▸ **WORK REQUIRED**
Would you give the entries below again in full, exactly as they stand?

Collected data
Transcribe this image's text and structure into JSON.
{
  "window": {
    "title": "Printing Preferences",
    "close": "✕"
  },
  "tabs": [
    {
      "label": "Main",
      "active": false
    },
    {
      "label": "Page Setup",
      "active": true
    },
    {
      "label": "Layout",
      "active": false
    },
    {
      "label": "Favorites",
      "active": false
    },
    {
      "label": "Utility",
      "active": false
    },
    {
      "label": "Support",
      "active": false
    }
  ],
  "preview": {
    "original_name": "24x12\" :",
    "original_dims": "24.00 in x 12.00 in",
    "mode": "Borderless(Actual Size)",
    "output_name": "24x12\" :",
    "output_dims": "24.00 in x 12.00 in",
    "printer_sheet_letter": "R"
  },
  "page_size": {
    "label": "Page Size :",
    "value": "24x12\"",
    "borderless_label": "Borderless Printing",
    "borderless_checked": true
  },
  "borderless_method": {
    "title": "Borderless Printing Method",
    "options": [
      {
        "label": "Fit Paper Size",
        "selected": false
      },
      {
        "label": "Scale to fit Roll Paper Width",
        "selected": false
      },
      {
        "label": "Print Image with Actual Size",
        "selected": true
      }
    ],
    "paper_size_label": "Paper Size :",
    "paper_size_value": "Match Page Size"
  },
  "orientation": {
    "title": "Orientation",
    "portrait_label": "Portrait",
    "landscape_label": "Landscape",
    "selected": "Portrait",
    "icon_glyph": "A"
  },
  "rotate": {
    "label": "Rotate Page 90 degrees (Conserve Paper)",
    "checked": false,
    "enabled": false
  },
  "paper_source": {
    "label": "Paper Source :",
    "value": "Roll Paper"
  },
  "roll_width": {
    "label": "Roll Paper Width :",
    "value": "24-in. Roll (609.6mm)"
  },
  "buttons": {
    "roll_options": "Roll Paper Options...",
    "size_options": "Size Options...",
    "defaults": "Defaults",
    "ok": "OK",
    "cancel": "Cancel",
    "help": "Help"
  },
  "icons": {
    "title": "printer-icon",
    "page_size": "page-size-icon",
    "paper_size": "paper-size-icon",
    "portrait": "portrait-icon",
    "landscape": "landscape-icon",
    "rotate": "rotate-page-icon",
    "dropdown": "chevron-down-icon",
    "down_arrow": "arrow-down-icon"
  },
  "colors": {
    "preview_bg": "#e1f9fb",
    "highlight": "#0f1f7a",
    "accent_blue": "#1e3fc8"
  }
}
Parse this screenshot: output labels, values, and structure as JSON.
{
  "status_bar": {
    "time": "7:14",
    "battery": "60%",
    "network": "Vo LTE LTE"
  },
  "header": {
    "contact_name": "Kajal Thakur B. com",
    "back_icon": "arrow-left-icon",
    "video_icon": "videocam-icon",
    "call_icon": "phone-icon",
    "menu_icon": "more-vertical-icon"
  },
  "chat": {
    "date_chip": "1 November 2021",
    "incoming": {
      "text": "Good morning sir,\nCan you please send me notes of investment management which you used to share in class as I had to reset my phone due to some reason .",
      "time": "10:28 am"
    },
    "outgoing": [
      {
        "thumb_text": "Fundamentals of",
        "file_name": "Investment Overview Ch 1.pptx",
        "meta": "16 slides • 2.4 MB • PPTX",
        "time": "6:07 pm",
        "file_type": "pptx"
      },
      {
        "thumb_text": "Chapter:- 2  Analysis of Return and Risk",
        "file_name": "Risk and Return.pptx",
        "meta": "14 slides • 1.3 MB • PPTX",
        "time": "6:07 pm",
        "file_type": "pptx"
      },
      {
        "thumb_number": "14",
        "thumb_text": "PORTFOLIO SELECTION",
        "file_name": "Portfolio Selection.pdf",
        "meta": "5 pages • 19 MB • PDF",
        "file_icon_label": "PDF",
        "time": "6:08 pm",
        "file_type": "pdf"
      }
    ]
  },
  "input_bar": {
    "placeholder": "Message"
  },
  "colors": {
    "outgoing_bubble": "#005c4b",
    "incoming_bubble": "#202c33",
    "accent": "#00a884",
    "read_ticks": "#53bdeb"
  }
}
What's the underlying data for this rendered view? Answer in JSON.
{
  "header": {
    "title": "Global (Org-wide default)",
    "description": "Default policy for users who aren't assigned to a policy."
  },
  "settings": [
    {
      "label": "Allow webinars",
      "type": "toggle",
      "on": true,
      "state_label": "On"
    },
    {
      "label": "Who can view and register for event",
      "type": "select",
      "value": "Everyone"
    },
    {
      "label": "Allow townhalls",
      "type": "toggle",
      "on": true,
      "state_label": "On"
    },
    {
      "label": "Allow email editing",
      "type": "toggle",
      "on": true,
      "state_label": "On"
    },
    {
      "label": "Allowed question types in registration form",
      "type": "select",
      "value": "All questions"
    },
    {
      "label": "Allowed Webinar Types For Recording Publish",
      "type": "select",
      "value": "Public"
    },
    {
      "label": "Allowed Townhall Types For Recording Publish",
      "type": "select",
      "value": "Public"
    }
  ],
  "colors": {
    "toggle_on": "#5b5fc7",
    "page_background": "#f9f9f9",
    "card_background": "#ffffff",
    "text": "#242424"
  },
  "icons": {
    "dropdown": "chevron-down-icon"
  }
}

▸ **EXPECTED ANSWER**
Transcribe this image's text and structure into JSON.
{
  "window": {
    "title": "Printing Preferences",
    "close": "✕"
  },
  "tabs": [
    {
      "label": "Main",
      "active": false
    },
    {
      "label": "Page Setup",
      "active": true
    },
    {
      "label": "Layout",
      "active": false
    },
    {
      "label": "Favorites",
      "active": false
    },
    {
      "label": "Utility",
      "active": false
    },
    {
      "label": "Support",
      "active": false
    }
  ],
  "preview": {
    "original_name": "24x12\" :",
    "original_dims": "24.00 in x 12.00 in",
    "mode": "Borderless(Actual Size)",
    "output_name": "24x12\" :",
    "output_dims": "24.00 in x 12.00 in",
    "printer_sheet_letter": "R"
  },
  "page_size": {
    "label": "Page Size :",
    "value": "24x12\"",
    "borderless_label": "Borderless Printing",
    "borderless_checked": true
  },
  "borderless_method": {
    "title": "Borderless Printing Method",
    "options": [
      {
        "label": "Fit Paper Size",
        "selected": false
      },
      {
        "label": "Scale to fit Roll Paper Width",
        "selected": false
      },
      {
        "label": "Print Image with Actual Size",
        "selected": true
      }
    ],
    "paper_size_label": "Paper Size :",
    "paper_size_value": "Match Page Size"
  },
  "orientation": {
    "title": "Orientation",
    "portrait_label": "Portrait",
    "landscape_label": "Landscape",
    "selected": "Portrait",
    "icon_glyph": "A"
  },
  "rotate": {
    "label": "Rotate Page 90 degrees (Conserve Paper)",
    "checked": false,
    "enabled": false
  },
  "paper_source": {
    "label": "Paper Source :",
    "value": "Roll Paper"
  },
  "roll_width": {
    "label": "Roll Paper Width :",
    "value": "24-in. Roll (609.6mm)"
  },
  "buttons": {
    "roll_options": "Roll Paper Options...",
    "size_options": "Size Options...",
    "defaults": "Defaults",
    "ok": "OK",
    "cancel": "Cancel",
    "help": "Help"
  },
  "icons": {
    "title": "printer-icon",
    "page_size": "page-size-icon",
    "paper_size": "paper-size-icon",
    "portrait": "portrait-icon",
    "landscape": "landscape-icon",
    "rotate": "rotate-page-icon",
    "dropdown": "chevron-down-icon",
    "down_arrow": "arrow-down-icon"
  },
  "colors": {
    "preview_bg": "#e1f9fb",
    "highlight": "#0f1f7a",
    "accent_blue": "#1e3fc8"
  }
}
Parse this screenshot: output labels, values, and structure as JSON.
{
  "status_bar": {
    "time": "7:14",
    "battery": "60%",
    "network": "Vo LTE LTE"
  },
  "header": {
    "contact_name": "Kajal Thakur B. com",
    "back_icon": "arrow-left-icon",
    "video_icon": "videocam-icon",
    "call_icon": "phone-icon",
    "menu_icon": "more-vertical-icon"
  },
  "chat": {
    "date_chip": "1 November 2021",
    "incoming": {
      "text": "Good morning sir,\nCan you please send me notes of investment management which you used to share in class as I had to reset my phone due to some reason .",
      "time": "10:28 am"
    },
    "outgoing": [
      {
        "thumb_text": "Fundamentals of",
        "file_name": "Investment Overview Ch 1.pptx",
        "meta": "16 slides • 2.4 MB • PPTX",
        "time": "6:07 pm",
        "file_type": "pptx"
      },
      {
        "thumb_text": "Chapter:- 2  Analysis of Return and Risk",
        "file_name": "Risk and Return.pptx",
        "meta": "14 slides • 1.3 MB • PPTX",
        "time": "6:07 pm",
        "file_type": "pptx"
      },
      {
        "thumb_number": "14",
        "thumb_text": "PORTFOLIO SELECTION",
        "file_name": "Portfolio Selection.pdf",
        "meta": "5 pages • 19 MB • PDF",
        "file_icon_label": "PDF",
        "time": "6:08 pm",
        "file_type": "pdf"
      }
    ]
  },
  "input_bar": {
    "placeholder": "Message"
  },
  "colors": {
    "outgoing_bubble": "#005c4b",
    "incoming_bubble": "#202c33",
    "accent": "#00a884",
    "read_ticks": "#53bdeb"
  }
}
What's the underlying data for this rendered view? Answer in JSON.
{
  "header": {
    "title": "Global (Org-wide default)",
    "description": "Default policy for users who aren't assigned to a policy."
  },
  "settings": [
    {
      "label": "Allow webinars",
      "type": "toggle",
      "on": true,
      "state_label": "On"
    },
    {
      "label": "Who can view and register for event",
      "type": "select",
      "value": "Everyone"
    },
    {
      "label": "Allow townhalls",
      "type": "toggle",
      "on": true,
      "state_label": "On"
    },
    {
      "label": "Allow email editing",
      "type": "toggle",
      "on": true,
      "state_label": "On"
    },
    {
      "label": "Allowed question types in registration form",
      "type": "select",
      "value": "All questions"
    },
    {
      "label": "Allowed Webinar Types For Recording Publish",
      "type": "select",
      "value": "Public"
    },
    {
      "label": "Allowed Townhall Types For Recording Publish",
      "type": "select",
      "value": "Public"
    }
  ],
  "colors": {
    "toggle_on": "#5b5fc7",
    "page_background": "#f9f9f9",
    "card_background": "#ffffff",
    "text": "#242424"
  },
  "icons": {
    "dropdown": "chevron-down-icon"
  }
}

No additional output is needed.